Data about app and page elements
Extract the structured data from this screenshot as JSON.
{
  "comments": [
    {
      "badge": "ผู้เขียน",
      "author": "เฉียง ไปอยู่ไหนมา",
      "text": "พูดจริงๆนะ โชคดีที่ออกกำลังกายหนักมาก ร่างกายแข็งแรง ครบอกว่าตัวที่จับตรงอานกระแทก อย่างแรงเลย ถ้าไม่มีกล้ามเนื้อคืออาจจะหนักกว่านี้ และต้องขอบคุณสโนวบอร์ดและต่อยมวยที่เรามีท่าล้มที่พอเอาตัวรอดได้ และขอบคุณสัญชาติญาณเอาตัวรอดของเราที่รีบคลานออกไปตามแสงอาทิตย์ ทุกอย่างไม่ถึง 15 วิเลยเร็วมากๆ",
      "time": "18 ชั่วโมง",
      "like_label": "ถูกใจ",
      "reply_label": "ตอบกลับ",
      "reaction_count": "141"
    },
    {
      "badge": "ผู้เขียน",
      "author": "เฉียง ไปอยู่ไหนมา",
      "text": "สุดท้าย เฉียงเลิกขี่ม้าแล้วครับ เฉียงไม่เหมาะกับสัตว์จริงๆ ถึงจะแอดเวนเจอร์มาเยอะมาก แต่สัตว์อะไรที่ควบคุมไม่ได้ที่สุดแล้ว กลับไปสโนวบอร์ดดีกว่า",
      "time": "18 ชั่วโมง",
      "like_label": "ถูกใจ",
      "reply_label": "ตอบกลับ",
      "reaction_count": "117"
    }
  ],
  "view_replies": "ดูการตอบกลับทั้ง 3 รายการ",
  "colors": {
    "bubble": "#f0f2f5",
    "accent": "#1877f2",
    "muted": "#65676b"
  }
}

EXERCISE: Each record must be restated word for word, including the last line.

RESPONSE AREA:
Extract the structured data from this screenshot as JSON.
{
  "comments": [
    {
      "badge": "ผู้เขียน",
      "author": "เฉียง ไปอยู่ไหนมา",
      "text": "พูดจริงๆนะ โชคดีที่ออกกำลังกายหนักมาก ร่างกายแข็งแรง ครบอกว่าตัวที่จับตรงอานกระแทก อย่างแรงเลย ถ้าไม่มีกล้ามเนื้อคืออาจจะหนักกว่านี้ และต้องขอบคุณสโนวบอร์ดและต่อยมวยที่เรามีท่าล้มที่พอเอาตัวรอดได้ และขอบคุณสัญชาติญาณเอาตัวรอดของเราที่รีบคลานออกไปตามแสงอาทิตย์ ทุกอย่างไม่ถึง 15 วิเลยเร็วมากๆ",
      "time": "18 ชั่วโมง",
      "like_label": "ถูกใจ",
      "reply_label": "ตอบกลับ",
      "reaction_count": "141"
    },
    {
      "badge": "ผู้เขียน",
      "author": "เฉียง ไปอยู่ไหนมา",
      "text": "สุดท้าย เฉียงเลิกขี่ม้าแล้วครับ เฉียงไม่เหมาะกับสัตว์จริงๆ ถึงจะแอดเวนเจอร์มาเยอะมาก แต่สัตว์อะไรที่ควบคุมไม่ได้ที่สุดแล้ว กลับไปสโนวบอร์ดดีกว่า",
      "time": "18 ชั่วโมง",
      "like_label": "ถูกใจ",
      "reply_label": "ตอบกลับ",
      "reaction_count": "117"
    }
  ],
  "view_replies": "ดูการตอบกลับทั้ง 3 รายการ",
  "colors": {
    "bubble": "#f0f2f5",
    "accent": "#1877f2",
    "muted": "#65676b"
  }
}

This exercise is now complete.